[Data extracted from a collection]
------------------------------------------------------------

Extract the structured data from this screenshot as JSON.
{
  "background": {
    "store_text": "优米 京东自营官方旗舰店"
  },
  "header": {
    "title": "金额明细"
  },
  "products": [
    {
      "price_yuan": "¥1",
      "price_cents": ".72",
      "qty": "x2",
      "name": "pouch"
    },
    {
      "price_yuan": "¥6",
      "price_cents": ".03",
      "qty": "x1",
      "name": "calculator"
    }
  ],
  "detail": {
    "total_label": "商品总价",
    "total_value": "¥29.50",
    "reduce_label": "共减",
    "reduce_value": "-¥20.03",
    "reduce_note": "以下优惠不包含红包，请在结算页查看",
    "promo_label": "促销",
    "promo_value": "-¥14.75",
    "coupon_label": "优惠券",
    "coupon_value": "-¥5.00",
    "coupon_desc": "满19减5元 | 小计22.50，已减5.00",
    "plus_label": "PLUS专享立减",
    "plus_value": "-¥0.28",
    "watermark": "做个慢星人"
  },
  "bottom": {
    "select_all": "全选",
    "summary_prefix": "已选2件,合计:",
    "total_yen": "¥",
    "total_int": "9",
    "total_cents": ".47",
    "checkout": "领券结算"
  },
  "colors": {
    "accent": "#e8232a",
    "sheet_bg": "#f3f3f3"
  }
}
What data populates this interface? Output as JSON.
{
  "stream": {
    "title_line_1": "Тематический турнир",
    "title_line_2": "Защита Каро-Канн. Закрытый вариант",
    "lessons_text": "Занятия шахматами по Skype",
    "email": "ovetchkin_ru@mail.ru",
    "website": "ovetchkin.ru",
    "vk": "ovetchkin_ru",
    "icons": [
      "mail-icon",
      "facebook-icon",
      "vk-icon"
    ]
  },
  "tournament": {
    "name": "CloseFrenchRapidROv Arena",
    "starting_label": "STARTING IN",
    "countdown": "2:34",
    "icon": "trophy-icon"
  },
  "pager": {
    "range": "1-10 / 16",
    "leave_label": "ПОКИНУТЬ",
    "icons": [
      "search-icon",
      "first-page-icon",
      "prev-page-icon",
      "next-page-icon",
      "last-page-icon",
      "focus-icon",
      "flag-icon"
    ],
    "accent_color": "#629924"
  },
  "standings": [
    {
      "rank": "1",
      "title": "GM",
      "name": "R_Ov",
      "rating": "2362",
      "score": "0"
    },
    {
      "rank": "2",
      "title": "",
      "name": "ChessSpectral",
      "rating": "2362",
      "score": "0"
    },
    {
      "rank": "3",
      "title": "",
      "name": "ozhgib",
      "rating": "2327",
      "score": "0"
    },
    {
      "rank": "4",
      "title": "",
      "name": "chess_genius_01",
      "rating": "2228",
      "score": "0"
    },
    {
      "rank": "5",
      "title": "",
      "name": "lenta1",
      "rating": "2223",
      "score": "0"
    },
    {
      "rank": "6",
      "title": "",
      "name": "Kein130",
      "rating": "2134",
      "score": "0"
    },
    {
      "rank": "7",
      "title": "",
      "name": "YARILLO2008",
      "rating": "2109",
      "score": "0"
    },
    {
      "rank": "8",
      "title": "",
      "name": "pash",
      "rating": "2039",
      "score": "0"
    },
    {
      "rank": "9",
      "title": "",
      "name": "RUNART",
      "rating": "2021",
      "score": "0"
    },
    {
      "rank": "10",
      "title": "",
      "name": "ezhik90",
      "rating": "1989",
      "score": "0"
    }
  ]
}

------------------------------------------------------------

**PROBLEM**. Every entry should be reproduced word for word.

**OUTPUT**.
Extract the structured data from this screenshot as JSON.
{
  "background": {
    "store_text": "优米 京东自营官方旗舰店"
  },
  "header": {
    "title": "金额明细"
  },
  "products": [
    {
      "price_yuan": "¥1",
      "price_cents": ".72",
      "qty": "x2",
      "name": "pouch"
    },
    {
      "price_yuan": "¥6",
      "price_cents": ".03",
      "qty": "x1",
      "name": "calculator"
    }
  ],
  "detail": {
    "total_label": "商品总价",
    "total_value": "¥29.50",
    "reduce_label": "共减",
    "reduce_value": "-¥20.03",
    "reduce_note": "以下优惠不包含红包，请在结算页查看",
    "promo_label": "促销",
    "promo_value": "-¥14.75",
    "coupon_label": "优惠券",
    "coupon_value": "-¥5.00",
    "coupon_desc": "满19减5元 | 小计22.50，已减5.00",
    "plus_label": "PLUS专享立减",
    "plus_value": "-¥0.28",
    "watermark": "做个慢星人"
  },
  "bottom": {
    "select_all": "全选",
    "summary_prefix": "已选2件,合计:",
    "total_yen": "¥",
    "total_int": "9",
    "total_cents": ".47",
    "checkout": "领券结算"
  },
  "colors": {
    "accent": "#e8232a",
    "sheet_bg": "#f3f3f3"
  }
}
What data populates this interface? Output as JSON.
{
  "stream": {
    "title_line_1": "Тематический турнир",
    "title_line_2": "Защита Каро-Канн. Закрытый вариант",
    "lessons_text": "Занятия шахматами по Skype",
    "email": "ovetchkin_ru@mail.ru",
    "website": "ovetchkin.ru",
    "vk": "ovetchkin_ru",
    "icons": [
      "mail-icon",
      "facebook-icon",
      "vk-icon"
    ]
  },
  "tournament": {
    "name": "CloseFrenchRapidROv Arena",
    "starting_label": "STARTING IN",
    "countdown": "2:34",
    "icon": "trophy-icon"
  },
  "pager": {
    "range": "1-10 / 16",
    "leave_label": "ПОКИНУТЬ",
    "icons": [
      "search-icon",
      "first-page-icon",
      "prev-page-icon",
      "next-page-icon",
      "last-page-icon",
      "focus-icon",
      "flag-icon"
    ],
    "accent_color": "#629924"
  },
  "standings": [
    {
      "rank": "1",
      "title": "GM",
      "name": "R_Ov",
      "rating": "2362",
      "score": "0"
    },
    {
      "rank": "2",
      "title": "",
      "name": "ChessSpectral",
      "rating": "2362",
      "score": "0"
    },
    {
      "rank": "3",
      "title": "",
      "name": "ozhgib",
      "rating": "2327",
      "score": "0"
    },
    {
      "rank": "4",
      "title": "",
      "name": "chess_genius_01",
      "rating": "2228",
      "score": "0"
    },
    {
      "rank": "5",
      "title": "",
      "name": "lenta1",
      "rating": "2223",
      "score": "0"
    },
    {
      "rank": "6",
      "title": "",
      "name": "Kein130",
      "rating": "2134",
      "score": "0"
    },
    {
      "rank": "7",
      "title": "",
      "name": "YARILLO2008",
      "rating": "2109",
      "score": "0"
    },
    {
      "rank": "8",
      "title": "",
      "name": "pash",
      "rating": "2039",
      "score": "0"
    },
    {
      "rank": "9",
      "title": "",
      "name": "RUNART",
      "rating": "2021",
      "score": "0"
    },
    {
      "rank": "10",
      "title": "",
      "name": "ezhik90",
      "rating": "1989",
      "score": "0"
    }
  ]
}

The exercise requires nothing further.